> _Work instructions_: The response has to be every entry, printed word for word.

> _Supplied records_:
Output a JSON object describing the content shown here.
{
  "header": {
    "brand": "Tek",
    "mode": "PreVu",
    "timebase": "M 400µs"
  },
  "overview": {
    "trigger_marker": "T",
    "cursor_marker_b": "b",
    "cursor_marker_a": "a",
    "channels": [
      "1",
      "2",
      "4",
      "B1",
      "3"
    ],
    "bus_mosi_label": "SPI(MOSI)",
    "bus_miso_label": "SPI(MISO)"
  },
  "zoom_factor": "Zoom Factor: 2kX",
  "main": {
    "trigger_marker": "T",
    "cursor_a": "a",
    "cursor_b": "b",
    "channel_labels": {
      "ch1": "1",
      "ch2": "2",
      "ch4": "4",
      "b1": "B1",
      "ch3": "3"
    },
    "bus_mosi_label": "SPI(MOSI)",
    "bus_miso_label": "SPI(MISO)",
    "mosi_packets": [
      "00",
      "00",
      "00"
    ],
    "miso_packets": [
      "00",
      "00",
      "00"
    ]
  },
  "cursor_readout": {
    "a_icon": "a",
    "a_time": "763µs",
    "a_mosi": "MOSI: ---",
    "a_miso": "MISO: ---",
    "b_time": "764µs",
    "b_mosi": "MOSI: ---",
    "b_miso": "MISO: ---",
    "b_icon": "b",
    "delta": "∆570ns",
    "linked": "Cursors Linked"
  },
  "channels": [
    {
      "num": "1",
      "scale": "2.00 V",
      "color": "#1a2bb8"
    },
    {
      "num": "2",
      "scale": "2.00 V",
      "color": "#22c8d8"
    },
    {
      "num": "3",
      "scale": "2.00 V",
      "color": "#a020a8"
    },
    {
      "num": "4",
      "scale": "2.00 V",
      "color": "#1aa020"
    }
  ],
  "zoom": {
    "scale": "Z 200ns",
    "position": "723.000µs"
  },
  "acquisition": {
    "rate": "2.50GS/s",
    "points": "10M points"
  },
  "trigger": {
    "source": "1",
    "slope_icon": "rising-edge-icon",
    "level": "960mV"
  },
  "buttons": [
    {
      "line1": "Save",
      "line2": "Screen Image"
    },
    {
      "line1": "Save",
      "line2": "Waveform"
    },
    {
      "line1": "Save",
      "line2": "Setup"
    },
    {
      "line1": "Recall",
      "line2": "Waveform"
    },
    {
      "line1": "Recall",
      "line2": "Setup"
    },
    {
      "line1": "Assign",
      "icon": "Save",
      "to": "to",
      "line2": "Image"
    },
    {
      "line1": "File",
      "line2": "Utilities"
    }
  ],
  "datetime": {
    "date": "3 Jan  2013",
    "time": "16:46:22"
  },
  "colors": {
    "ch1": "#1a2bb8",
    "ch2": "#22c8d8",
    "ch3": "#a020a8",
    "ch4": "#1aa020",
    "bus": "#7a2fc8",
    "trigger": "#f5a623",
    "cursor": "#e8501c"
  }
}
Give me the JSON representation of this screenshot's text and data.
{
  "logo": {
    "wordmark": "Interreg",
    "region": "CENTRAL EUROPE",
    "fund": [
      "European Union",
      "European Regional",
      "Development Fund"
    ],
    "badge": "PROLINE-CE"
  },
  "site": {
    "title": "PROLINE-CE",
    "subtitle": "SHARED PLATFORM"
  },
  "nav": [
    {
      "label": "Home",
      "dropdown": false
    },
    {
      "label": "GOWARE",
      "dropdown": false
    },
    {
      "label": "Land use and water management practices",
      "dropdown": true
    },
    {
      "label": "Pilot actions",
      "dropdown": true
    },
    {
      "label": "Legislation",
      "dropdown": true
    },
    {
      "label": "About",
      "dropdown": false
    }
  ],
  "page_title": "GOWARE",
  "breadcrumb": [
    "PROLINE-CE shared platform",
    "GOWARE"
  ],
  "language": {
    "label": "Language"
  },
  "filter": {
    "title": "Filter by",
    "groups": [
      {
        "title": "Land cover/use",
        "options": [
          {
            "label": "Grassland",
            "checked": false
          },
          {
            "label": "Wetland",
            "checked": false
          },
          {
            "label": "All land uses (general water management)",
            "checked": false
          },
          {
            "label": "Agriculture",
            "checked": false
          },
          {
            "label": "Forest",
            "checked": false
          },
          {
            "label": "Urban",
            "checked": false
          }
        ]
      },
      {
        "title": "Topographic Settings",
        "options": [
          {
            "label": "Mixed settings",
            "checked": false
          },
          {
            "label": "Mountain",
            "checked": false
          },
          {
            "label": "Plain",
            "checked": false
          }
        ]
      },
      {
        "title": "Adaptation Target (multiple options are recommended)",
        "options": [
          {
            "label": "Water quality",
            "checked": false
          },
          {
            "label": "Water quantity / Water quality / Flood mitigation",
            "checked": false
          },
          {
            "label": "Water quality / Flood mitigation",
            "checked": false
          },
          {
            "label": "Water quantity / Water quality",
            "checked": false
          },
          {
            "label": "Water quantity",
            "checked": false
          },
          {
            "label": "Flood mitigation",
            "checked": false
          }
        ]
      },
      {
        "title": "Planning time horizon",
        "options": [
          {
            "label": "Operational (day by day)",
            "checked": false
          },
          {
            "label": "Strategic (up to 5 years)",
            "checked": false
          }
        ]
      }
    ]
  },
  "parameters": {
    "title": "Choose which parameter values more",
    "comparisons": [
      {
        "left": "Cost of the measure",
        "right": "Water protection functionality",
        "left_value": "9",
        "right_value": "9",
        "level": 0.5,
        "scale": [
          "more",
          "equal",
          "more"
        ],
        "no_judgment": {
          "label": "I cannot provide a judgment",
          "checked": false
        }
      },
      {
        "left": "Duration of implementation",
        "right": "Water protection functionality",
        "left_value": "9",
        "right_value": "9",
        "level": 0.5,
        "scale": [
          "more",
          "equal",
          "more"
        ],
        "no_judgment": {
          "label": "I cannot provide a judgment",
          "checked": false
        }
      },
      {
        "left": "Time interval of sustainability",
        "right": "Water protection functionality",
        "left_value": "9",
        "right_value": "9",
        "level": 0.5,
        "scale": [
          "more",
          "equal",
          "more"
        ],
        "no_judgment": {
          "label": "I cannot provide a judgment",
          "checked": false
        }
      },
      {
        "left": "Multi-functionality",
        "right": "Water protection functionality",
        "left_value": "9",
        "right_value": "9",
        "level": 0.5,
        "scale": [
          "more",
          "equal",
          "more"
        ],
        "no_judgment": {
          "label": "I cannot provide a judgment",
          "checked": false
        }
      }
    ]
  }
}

> _Task solution_:
Output a JSON object describing the content shown here.
{
  "header": {
    "brand": "Tek",
    "mode": "PreVu",
    "timebase": "M 400µs"
  },
  "overview": {
    "trigger_marker": "T",
    "cursor_marker_b": "b",
    "cursor_marker_a": "a",
    "channels": [
      "1",
      "2",
      "4",
      "B1",
      "3"
    ],
    "bus_mosi_label": "SPI(MOSI)",
    "bus_miso_label": "SPI(MISO)"
  },
  "zoom_factor": "Zoom Factor: 2kX",
  "main": {
    "trigger_marker": "T",
    "cursor_a": "a",
    "cursor_b": "b",
    "channel_labels": {
      "ch1": "1",
      "ch2": "2",
      "ch4": "4",
      "b1": "B1",
      "ch3": "3"
    },
    "bus_mosi_label": "SPI(MOSI)",
    "bus_miso_label": "SPI(MISO)",
    "mosi_packets": [
      "00",
      "00",
      "00"
    ],
    "miso_packets": [
      "00",
      "00",
      "00"
    ]
  },
  "cursor_readout": {
    "a_icon": "a",
    "a_time": "763µs",
    "a_mosi": "MOSI: ---",
    "a_miso": "MISO: ---",
    "b_time": "764µs",
    "b_mosi": "MOSI: ---",
    "b_miso": "MISO: ---",
    "b_icon": "b",
    "delta": "∆570ns",
    "linked": "Cursors Linked"
  },
  "channels": [
    {
      "num": "1",
      "scale": "2.00 V",
      "color": "#1a2bb8"
    },
    {
      "num": "2",
      "scale": "2.00 V",
      "color": "#22c8d8"
    },
    {
      "num": "3",
      "scale": "2.00 V",
      "color": "#a020a8"
    },
    {
      "num": "4",
      "scale": "2.00 V",
      "color": "#1aa020"
    }
  ],
  "zoom": {
    "scale": "Z 200ns",
    "position": "723.000µs"
  },
  "acquisition": {
    "rate": "2.50GS/s",
    "points": "10M points"
  },
  "trigger": {
    "source": "1",
    "slope_icon": "rising-edge-icon",
    "level": "960mV"
  },
  "buttons": [
    {
      "line1": "Save",
      "line2": "Screen Image"
    },
    {
      "line1": "Save",
      "line2": "Waveform"
    },
    {
      "line1": "Save",
      "line2": "Setup"
    },
    {
      "line1": "Recall",
      "line2": "Waveform"
    },
    {
      "line1": "Recall",
      "line2": "Setup"
    },
    {
      "line1": "Assign",
      "icon": "Save",
      "to": "to",
      "line2": "Image"
    },
    {
      "line1": "File",
      "line2": "Utilities"
    }
  ],
  "datetime": {
    "date": "3 Jan  2013",
    "time": "16:46:22"
  },
  "colors": {
    "ch1": "#1a2bb8",
    "ch2": "#22c8d8",
    "ch3": "#a020a8",
    "ch4": "#1aa020",
    "bus": "#7a2fc8",
    "trigger": "#f5a623",
    "cursor": "#e8501c"
  }
}
Give me the JSON representation of this screenshot's text and data.
{
  "logo": {
    "wordmark": "Interreg",
    "region": "CENTRAL EUROPE",
    "fund": [
      "European Union",
      "European Regional",
      "Development Fund"
    ],
    "badge": "PROLINE-CE"
  },
  "site": {
    "title": "PROLINE-CE",
    "subtitle": "SHARED PLATFORM"
  },
  "nav": [
    {
      "label": "Home",
      "dropdown": false
    },
    {
      "label": "GOWARE",
      "dropdown": false
    },
    {
      "label": "Land use and water management practices",
      "dropdown": true
    },
    {
      "label": "Pilot actions",
      "dropdown": true
    },
    {
      "label": "Legislation",
      "dropdown": true
    },
    {
      "label": "About",
      "dropdown": false
    }
  ],
  "page_title": "GOWARE",
  "breadcrumb": [
    "PROLINE-CE shared platform",
    "GOWARE"
  ],
  "language": {
    "label": "Language"
  },
  "filter": {
    "title": "Filter by",
    "groups": [
      {
        "title": "Land cover/use",
        "options": [
          {
            "label": "Grassland",
            "checked": false
          },
          {
            "label": "Wetland",
            "checked": false
          },
          {
            "label": "All land uses (general water management)",
            "checked": false
          },
          {
            "label": "Agriculture",
            "checked": false
          },
          {
            "label": "Forest",
            "checked": false
          },
          {
            "label": "Urban",
            "checked": false
          }
        ]
      },
      {
        "title": "Topographic Settings",
        "options": [
          {
            "label": "Mixed settings",
            "checked": false
          },
          {
            "label": "Mountain",
            "checked": false
          },
          {
            "label": "Plain",
            "checked": false
          }
        ]
      },
      {
        "title": "Adaptation Target (multiple options are recommended)",
        "options": [
          {
            "label": "Water quality",
            "checked": false
          },
          {
            "label": "Water quantity / Water quality / Flood mitigation",
            "checked": false
          },
          {
            "label": "Water quality / Flood mitigation",
            "checked": false
          },
          {
            "label": "Water quantity / Water quality",
            "checked": false
          },
          {
            "label": "Water quantity",
            "checked": false
          },
          {
            "label": "Flood mitigation",
            "checked": false
          }
        ]
      },
      {
        "title": "Planning time horizon",
        "options": [
          {
            "label": "Operational (day by day)",
            "checked": false
          },
          {
            "label": "Strategic (up to 5 years)",
            "checked": false
          }
        ]
      }
    ]
  },
  "parameters": {
    "title": "Choose which parameter values more",
    "comparisons": [
      {
        "left": "Cost of the measure",
        "right": "Water protection functionality",
        "left_value": "9",
        "right_value": "9",
        "level": 0.5,
        "scale": [
          "more",
          "equal",
          "more"
        ],
        "no_judgment": {
          "label": "I cannot provide a judgment",
          "checked": false
        }
      },
      {
        "left": "Duration of implementation",
        "right": "Water protection functionality",
        "left_value": "9",
        "right_value": "9",
        "level": 0.5,
        "scale": [
          "more",
          "equal",
          "more"
        ],
        "no_judgment": {
          "label": "I cannot provide a judgment",
          "checked": false
        }
      },
      {
        "left": "Time interval of sustainability",
        "right": "Water protection functionality",
        "left_value": "9",
        "right_value": "9",
        "level": 0.5,
        "scale": [
          "more",
          "equal",
          "more"
        ],
        "no_judgment": {
          "label": "I cannot provide a judgment",
          "checked": false
        }
      },
      {
        "left": "Multi-functionality",
        "right": "Water protection functionality",
        "left_value": "9",
        "right_value": "9",
        "level": 0.5,
        "scale": [
          "more",
          "equal",
          "more"
        ],
        "no_judgment": {
          "label": "I cannot provide a judgment",
          "checked": false
        }
      }
    ]
  }
}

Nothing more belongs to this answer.